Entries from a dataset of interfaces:
-- Opening Marker --
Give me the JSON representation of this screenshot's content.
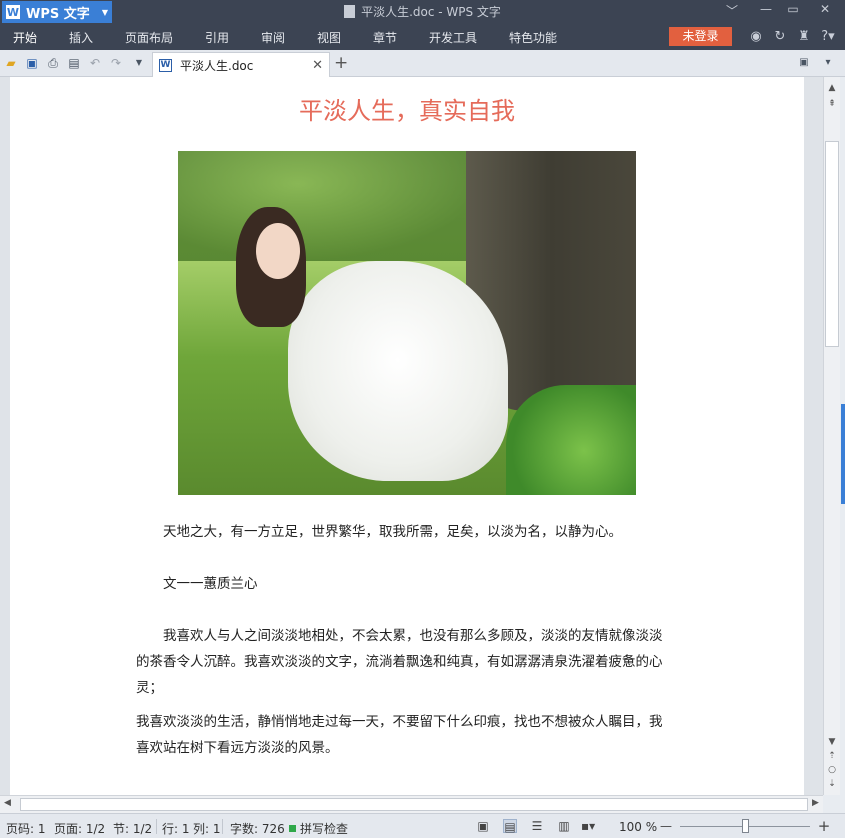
{
  "titlebar": {
    "app_button": "WPS 文字",
    "window_title": "平淡人生.doc - WPS 文字"
  },
  "menubar": {
    "items": [
      "开始",
      "插入",
      "页面布局",
      "引用",
      "审阅",
      "视图",
      "章节",
      "开发工具",
      "特色功能"
    ],
    "login": "未登录"
  },
  "tabs": {
    "doc_name": "平淡人生.doc"
  },
  "document": {
    "title": "平淡人生，真实自我",
    "paragraphs": [
      "天地之大，有一方立足，世界繁华，取我所需，足矣，以淡为名，以静为心。",
      "文一一蕙质兰心",
      "我喜欢人与人之间淡淡地相处，不会太累，也没有那么多顾及，淡淡的友情就像淡淡的茶香令人沉醉。我喜欢淡淡的文字，流淌着飘逸和纯真，有如潺潺清泉洗濯着疲惫的心灵；",
      "我喜欢淡淡的生活，静悄悄地走过每一天，不要留下什么印痕，找也不想被众人瞩目，我喜欢站在树下看远方淡淡的风景。"
    ]
  },
  "statusbar": {
    "page_code": "页码: 1",
    "page": "页面: 1/2",
    "section": "节: 1/2",
    "row": "行: 1",
    "col": "列: 1",
    "word_count": "字数: 726",
    "spell_check": "拼写检查",
    "zoom": "100 %"
  },
  "icons": {
    "minimize": "minimize-icon",
    "maximize": "maximize-icon",
    "close": "close-icon"
  },
  "colors": {
    "title_red": "#e56b5a",
    "wps_blue": "#3a7fd6",
    "login_orange": "#e2603f"
  }
}
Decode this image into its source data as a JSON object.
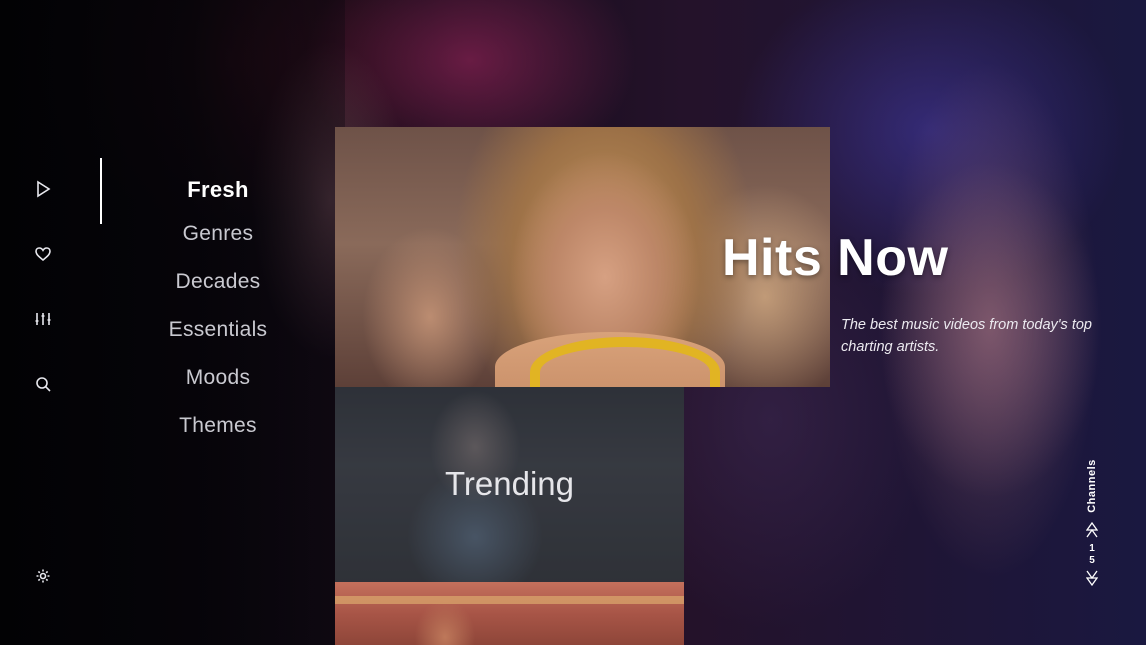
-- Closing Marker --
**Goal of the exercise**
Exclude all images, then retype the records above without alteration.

**Output of the task**
Give me the JSON representation of this screenshot's content.
{
  "titlebar": {
    "app_button": "WPS 文字",
    "window_title": "平淡人生.doc - WPS 文字"
  },
  "menubar": {
    "items": [
      "开始",
      "插入",
      "页面布局",
      "引用",
      "审阅",
      "视图",
      "章节",
      "开发工具",
      "特色功能"
    ],
    "login": "未登录"
  },
  "tabs": {
    "doc_name": "平淡人生.doc"
  },
  "document": {
    "title": "平淡人生，真实自我",
    "paragraphs": [
      "天地之大，有一方立足，世界繁华，取我所需，足矣，以淡为名，以静为心。",
      "文一一蕙质兰心",
      "我喜欢人与人之间淡淡地相处，不会太累，也没有那么多顾及，淡淡的友情就像淡淡的茶香令人沉醉。我喜欢淡淡的文字，流淌着飘逸和纯真，有如潺潺清泉洗濯着疲惫的心灵；",
      "我喜欢淡淡的生活，静悄悄地走过每一天，不要留下什么印痕，找也不想被众人瞩目，我喜欢站在树下看远方淡淡的风景。"
    ]
  },
  "statusbar": {
    "page_code": "页码: 1",
    "page": "页面: 1/2",
    "section": "节: 1/2",
    "row": "行: 1",
    "col": "列: 1",
    "word_count": "字数: 726",
    "spell_check": "拼写检查",
    "zoom": "100 %"
  },
  "icons": {
    "minimize": "minimize-icon",
    "maximize": "maximize-icon",
    "close": "close-icon"
  },
  "colors": {
    "title_red": "#e56b5a",
    "wps_blue": "#3a7fd6",
    "login_orange": "#e2603f"
  }
}
Decode this image into its source data as a JSON object.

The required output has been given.